Records provided –
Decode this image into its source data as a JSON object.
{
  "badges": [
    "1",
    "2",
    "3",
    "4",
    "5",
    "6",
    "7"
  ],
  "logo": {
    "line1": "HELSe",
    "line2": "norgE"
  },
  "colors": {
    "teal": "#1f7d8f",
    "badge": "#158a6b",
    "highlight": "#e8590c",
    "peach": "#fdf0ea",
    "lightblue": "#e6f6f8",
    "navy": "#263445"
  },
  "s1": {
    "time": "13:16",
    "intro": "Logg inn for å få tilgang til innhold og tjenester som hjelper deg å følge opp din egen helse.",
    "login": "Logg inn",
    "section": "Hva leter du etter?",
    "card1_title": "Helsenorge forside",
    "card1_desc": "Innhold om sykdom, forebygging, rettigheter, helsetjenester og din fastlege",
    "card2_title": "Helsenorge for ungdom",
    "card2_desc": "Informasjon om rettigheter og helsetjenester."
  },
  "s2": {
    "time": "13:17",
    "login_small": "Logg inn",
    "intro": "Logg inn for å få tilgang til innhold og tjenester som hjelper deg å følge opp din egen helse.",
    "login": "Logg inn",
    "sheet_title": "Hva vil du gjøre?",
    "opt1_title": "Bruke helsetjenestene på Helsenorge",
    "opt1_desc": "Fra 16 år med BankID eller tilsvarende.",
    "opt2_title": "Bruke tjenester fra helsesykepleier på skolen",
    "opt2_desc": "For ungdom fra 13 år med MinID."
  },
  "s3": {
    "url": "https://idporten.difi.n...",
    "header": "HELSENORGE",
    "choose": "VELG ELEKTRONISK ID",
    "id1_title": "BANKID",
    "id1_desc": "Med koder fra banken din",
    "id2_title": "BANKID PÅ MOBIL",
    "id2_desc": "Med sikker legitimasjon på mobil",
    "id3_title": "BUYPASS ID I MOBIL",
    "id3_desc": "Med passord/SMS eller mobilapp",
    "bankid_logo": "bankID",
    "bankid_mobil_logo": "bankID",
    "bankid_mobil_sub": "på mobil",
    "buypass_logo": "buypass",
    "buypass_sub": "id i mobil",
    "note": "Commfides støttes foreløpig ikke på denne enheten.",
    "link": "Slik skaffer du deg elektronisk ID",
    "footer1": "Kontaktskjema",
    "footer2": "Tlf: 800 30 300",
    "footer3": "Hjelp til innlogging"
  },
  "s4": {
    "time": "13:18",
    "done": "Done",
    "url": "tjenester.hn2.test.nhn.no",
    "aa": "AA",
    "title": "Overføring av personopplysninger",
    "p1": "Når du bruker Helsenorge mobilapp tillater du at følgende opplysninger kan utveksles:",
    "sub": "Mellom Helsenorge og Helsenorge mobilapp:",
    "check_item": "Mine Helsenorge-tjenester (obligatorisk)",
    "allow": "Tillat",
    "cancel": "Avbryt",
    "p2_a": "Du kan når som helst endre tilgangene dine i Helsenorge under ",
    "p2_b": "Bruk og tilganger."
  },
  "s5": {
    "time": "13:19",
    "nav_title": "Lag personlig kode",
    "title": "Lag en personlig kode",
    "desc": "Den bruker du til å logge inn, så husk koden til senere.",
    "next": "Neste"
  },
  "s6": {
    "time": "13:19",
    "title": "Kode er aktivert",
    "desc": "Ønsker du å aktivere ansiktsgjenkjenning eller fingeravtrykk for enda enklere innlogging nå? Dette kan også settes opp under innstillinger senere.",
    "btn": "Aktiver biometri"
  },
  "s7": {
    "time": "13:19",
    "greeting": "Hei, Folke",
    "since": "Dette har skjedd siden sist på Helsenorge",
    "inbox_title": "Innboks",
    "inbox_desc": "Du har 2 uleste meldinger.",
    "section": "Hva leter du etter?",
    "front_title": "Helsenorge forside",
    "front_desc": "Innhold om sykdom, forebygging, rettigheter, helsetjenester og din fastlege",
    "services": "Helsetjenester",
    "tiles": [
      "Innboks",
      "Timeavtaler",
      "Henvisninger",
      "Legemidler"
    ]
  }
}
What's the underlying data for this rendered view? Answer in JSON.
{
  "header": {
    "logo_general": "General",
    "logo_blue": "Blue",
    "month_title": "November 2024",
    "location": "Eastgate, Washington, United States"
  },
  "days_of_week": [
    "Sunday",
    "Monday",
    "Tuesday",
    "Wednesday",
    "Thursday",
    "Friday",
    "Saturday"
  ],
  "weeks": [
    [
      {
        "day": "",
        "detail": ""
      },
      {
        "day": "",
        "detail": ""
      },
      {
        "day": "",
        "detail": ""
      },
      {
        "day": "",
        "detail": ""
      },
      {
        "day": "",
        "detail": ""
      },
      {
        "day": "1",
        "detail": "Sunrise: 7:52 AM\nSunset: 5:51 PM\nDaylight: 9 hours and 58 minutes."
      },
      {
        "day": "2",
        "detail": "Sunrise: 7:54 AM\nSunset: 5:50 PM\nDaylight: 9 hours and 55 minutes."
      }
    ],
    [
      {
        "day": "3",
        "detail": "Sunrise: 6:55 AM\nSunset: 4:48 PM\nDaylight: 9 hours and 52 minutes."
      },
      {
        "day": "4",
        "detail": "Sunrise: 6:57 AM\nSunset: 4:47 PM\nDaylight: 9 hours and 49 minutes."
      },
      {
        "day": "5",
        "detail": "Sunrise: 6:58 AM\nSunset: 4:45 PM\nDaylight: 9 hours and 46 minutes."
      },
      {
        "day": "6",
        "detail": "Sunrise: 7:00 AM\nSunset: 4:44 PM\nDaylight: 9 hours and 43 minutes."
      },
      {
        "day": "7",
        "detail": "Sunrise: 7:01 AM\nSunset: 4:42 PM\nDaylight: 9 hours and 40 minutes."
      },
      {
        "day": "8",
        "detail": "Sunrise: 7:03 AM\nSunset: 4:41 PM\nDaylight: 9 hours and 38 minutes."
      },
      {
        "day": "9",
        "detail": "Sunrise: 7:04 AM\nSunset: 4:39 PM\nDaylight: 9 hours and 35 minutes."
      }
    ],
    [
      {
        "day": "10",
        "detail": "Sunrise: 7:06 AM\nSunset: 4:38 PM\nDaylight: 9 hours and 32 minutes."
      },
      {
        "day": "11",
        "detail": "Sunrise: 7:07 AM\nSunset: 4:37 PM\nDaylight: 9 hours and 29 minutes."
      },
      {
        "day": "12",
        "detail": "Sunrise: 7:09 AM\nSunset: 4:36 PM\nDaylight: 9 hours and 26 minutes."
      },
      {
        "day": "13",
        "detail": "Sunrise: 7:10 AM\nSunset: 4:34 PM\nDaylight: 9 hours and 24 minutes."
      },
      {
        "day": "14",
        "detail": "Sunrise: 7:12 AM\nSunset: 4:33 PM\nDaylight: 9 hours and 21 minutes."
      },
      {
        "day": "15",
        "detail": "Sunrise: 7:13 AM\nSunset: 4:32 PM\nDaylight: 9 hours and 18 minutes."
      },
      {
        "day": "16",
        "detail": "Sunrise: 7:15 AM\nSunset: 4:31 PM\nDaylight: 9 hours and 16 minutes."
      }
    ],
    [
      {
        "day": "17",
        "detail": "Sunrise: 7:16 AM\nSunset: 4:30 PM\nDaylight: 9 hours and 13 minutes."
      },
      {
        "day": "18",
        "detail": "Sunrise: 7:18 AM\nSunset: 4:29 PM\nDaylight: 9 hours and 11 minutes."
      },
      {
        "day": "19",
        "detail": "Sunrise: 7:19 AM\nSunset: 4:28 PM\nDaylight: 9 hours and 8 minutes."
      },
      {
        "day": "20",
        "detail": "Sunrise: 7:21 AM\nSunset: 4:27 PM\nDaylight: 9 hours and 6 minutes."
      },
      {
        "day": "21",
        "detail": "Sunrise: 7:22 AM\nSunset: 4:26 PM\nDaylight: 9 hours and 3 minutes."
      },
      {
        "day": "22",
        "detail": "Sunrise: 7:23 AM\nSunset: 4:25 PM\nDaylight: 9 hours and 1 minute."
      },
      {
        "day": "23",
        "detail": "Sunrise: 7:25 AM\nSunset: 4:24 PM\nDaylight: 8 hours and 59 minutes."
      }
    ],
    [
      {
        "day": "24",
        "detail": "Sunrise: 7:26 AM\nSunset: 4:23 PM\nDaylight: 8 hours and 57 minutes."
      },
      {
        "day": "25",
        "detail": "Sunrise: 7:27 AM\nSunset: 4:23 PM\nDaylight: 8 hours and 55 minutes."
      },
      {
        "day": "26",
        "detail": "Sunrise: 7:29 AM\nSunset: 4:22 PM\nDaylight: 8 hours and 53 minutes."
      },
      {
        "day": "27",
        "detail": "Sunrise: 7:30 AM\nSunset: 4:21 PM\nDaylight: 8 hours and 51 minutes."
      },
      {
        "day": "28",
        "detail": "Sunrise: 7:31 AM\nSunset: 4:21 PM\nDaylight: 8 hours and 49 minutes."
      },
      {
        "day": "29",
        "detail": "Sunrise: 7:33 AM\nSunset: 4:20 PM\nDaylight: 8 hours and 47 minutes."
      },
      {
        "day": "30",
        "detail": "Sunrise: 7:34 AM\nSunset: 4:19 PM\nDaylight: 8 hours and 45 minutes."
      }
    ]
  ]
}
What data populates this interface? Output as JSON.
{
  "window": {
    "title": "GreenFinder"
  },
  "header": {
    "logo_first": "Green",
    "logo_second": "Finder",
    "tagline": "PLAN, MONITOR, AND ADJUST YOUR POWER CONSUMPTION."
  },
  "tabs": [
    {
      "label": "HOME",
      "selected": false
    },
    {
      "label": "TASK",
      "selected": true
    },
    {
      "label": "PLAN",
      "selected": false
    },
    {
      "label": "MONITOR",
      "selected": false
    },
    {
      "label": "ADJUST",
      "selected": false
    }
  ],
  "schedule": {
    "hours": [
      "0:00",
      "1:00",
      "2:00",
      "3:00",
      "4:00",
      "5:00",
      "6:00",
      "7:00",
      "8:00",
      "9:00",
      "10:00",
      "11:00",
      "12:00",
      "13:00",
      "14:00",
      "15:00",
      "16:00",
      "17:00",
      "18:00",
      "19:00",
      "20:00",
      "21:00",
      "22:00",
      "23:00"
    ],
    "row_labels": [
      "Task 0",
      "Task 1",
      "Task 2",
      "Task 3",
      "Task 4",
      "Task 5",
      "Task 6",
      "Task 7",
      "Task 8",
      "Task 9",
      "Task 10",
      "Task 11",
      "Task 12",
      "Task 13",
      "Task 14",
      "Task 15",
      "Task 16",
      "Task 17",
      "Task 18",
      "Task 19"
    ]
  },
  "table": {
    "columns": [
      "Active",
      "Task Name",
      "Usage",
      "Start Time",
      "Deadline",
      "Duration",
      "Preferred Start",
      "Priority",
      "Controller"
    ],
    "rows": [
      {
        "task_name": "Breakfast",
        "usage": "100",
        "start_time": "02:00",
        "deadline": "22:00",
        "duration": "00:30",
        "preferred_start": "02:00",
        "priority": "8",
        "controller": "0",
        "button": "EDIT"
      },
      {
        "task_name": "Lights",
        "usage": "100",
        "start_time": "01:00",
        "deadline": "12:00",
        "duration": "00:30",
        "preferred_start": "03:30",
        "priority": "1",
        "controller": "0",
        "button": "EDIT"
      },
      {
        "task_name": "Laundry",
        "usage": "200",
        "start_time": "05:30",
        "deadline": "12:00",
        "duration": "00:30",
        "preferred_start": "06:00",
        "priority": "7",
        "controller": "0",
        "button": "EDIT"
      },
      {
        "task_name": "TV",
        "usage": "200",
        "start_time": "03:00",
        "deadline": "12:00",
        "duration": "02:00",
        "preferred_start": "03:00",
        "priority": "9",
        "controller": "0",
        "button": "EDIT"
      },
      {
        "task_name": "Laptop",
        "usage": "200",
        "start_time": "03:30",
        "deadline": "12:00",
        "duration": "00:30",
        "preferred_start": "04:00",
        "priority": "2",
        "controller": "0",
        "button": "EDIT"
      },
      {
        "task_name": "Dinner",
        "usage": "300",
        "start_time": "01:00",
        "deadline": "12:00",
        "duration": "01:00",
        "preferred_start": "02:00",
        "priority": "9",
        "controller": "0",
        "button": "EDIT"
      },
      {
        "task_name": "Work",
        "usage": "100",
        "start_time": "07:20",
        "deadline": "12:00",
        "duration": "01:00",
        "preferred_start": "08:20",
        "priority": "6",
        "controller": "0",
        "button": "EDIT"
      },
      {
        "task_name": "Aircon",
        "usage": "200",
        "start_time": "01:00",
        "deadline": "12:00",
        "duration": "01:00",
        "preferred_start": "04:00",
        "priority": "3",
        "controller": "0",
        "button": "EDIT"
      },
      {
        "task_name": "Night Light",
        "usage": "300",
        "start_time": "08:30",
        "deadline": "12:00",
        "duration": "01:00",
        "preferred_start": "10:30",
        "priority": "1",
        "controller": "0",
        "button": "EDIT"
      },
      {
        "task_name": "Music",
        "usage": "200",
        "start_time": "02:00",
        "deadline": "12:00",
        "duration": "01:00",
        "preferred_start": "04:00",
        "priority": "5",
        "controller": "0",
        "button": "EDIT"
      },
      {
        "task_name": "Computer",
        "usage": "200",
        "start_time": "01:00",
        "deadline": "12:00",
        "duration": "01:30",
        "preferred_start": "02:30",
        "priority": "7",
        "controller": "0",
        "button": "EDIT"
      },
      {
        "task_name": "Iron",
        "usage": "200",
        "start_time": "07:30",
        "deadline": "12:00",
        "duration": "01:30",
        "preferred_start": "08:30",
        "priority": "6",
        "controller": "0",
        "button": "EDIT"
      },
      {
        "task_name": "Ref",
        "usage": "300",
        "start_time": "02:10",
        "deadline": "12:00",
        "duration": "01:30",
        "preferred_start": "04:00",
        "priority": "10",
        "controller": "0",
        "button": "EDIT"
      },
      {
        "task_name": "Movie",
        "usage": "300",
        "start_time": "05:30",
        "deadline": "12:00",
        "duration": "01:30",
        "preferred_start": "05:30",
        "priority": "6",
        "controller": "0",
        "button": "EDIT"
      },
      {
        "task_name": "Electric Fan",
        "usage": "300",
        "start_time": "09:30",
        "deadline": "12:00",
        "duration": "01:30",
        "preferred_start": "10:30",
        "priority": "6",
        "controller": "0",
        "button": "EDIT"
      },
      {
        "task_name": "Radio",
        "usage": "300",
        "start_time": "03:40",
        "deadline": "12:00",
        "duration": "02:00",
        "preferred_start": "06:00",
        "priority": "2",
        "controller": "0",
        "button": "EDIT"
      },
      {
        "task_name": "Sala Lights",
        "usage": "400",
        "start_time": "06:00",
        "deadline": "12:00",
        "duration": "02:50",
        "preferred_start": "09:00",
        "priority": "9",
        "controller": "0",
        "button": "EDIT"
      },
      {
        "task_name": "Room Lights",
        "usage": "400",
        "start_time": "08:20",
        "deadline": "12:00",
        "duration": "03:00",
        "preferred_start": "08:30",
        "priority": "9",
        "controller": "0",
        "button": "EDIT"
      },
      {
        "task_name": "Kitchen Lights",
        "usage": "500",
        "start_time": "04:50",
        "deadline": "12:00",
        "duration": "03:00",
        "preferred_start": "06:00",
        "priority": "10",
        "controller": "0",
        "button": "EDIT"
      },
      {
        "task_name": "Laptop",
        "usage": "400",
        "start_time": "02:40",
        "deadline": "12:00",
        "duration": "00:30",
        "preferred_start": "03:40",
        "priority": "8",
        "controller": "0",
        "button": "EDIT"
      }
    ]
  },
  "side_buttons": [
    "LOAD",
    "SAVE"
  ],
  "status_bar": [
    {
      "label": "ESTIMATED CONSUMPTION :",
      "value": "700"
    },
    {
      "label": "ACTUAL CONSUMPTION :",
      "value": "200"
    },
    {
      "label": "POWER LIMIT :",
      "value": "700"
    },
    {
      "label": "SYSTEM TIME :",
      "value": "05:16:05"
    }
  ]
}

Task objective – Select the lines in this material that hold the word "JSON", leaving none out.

Task output –
Decode this image into its source data as a JSON object.
What's the underlying data for this rendered view? Answer in JSON.
What data populates this interface? Output as JSON.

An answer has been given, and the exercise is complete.